The number of calls to COBRA that can be required to sort out the details of one's case are astounding. They do not reach out to one with any speed, so it is largely the burden of the patient to follow up and ensure that information is being processed. In one instance, they neglected to process the form altogether. In another instance, they neglected to mention that the patient date of birth was missing, and that missing information precluded sending any information to the insurance provider (an information omission of which I was never informed until calling at my own initiation to follow-up). The birthdate and any other information changes cannot be made over the phone as with any other carrier with whom one might need only answer a few questions for security reasons. Rather, one must go online for forms, they must be filled out, printed, and mailed or faxed.
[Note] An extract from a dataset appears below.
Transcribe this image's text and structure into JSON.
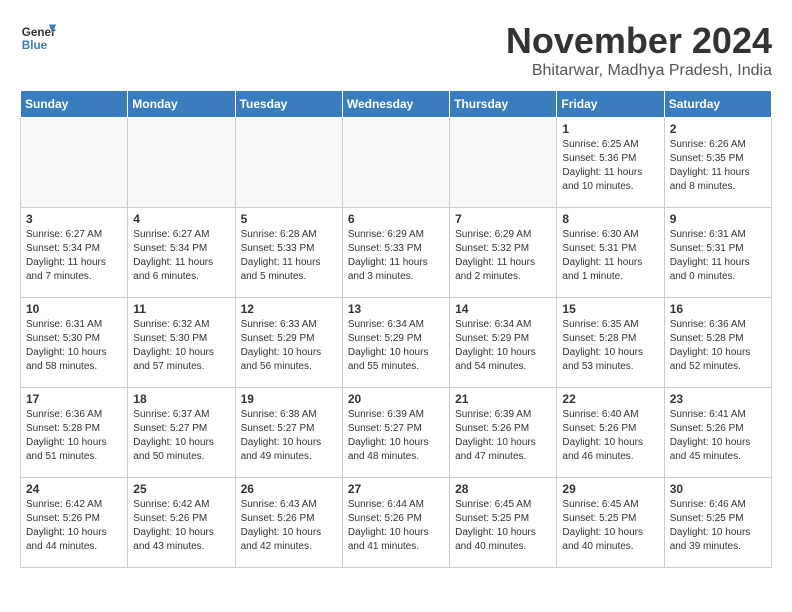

All told, it required two case reference numbers, four customer service representatives, five weeks, and two mailed letters to guarantee insurance coverage for the month of July, meaning that it will be confirmed after the benefits lapsed, meaning that the prescription drug benefits were effectively nonexistent (at a time when many people struggle to afford needed medications, a non-adherence problem that produces a number of medical problems of its own for many Americans).
Programs such as this are meant to protect those who are vulnerable -- those who are poor, who have lost their jobs, and who need healthcare. These are likely not the people who will navigate well a labyrinthian system with several letters, case managers, micromanaging the information transmission among patient, employer, COBRA, insurance providers, and physicians.
There are many problems in the United States that are incredibly difficult to solve. Much of our added healthcare costs from which we do not reap the benefits can be attributed to costly procedures (much more costly than in many other countries) and costly medications. Too many people are underinsured, facing high deductibles and other out-of-pocket costs. We have marked income inequality and wage gaps education gaps and health inequality. These are problems that have taken years to address and will take many years still. Addressing this bureaucratic red tape should not.